Divorce is among life’s most consequential events. It is an emotionally and financially stressful time that challenges couples, especially if they have children. The most contentious battles often involve custody agreements and shared parenting responsibilities. How does Louisiana govern divorces compared to other states?
One aspect that distinguishes matrimonial law in the Bayou State from many other states is the concept of a “covenant marriage.” Couples who enter a covenant marriage agree before they marry to obtain counseling when issues surface during the marriage and prior to divorce. Louisiana also requires spouses in a covenant marriage to separate for six months prior to divorcing if they have no children and to live apart for at least one year before petitioning the court. The spouse seeking a divorce must also prove there are grounds for the divorce.
Grounds for divorce
Legal reasons for ending a traditional or non-covenant marriage are adultery or a felony conviction. However, a covenant marriage also may be terminated if:
- One of the spouses abandons the other for one year or more
- One of the spouses physically or sexually abuses their partner or children
- The couple has separated for at least two years
- The couple has lived apart for one year after a legal separation with no hope of reconciliation or 18 months with minor children
Grounds for divorce typically influence judges in custody decisions. Desertion and abuse can prohibit visitation and block alimony. As for property division, Louisiana requires that all marital assets be shared equally unless there is a pre-nuptial or post-nuptial agreement that specifies distribution.
Assets that spouses owned before the marriage are separated from community property and not equitably shared. Retirement accounts can be more complicated because they often are not mature at the time of a divorce. A financial expert may have to value pensions and benefits.

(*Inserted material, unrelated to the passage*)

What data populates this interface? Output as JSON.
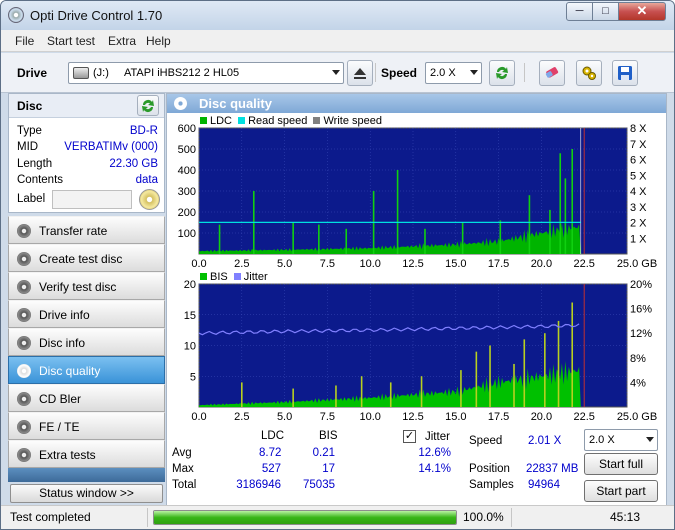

Moving forward fairly
Child support, visitation and spousal support can be the most complicated issues to settle whether a divorce involves a traditional or covenant marriage. The stakes are enormous. You and your spouse have to move forward separately while executing a sensible co-parenting plan that ensures your children will not be irreparably harmed by your decision to separate.
A collaborative approach may be sensitive to everyone’s needs. But it’s also important to protect your rights as a parent and an individual when ending a marriage. An experienced family law attorney with a holistic touch may be able to negotiate the best possible outcome for all parties.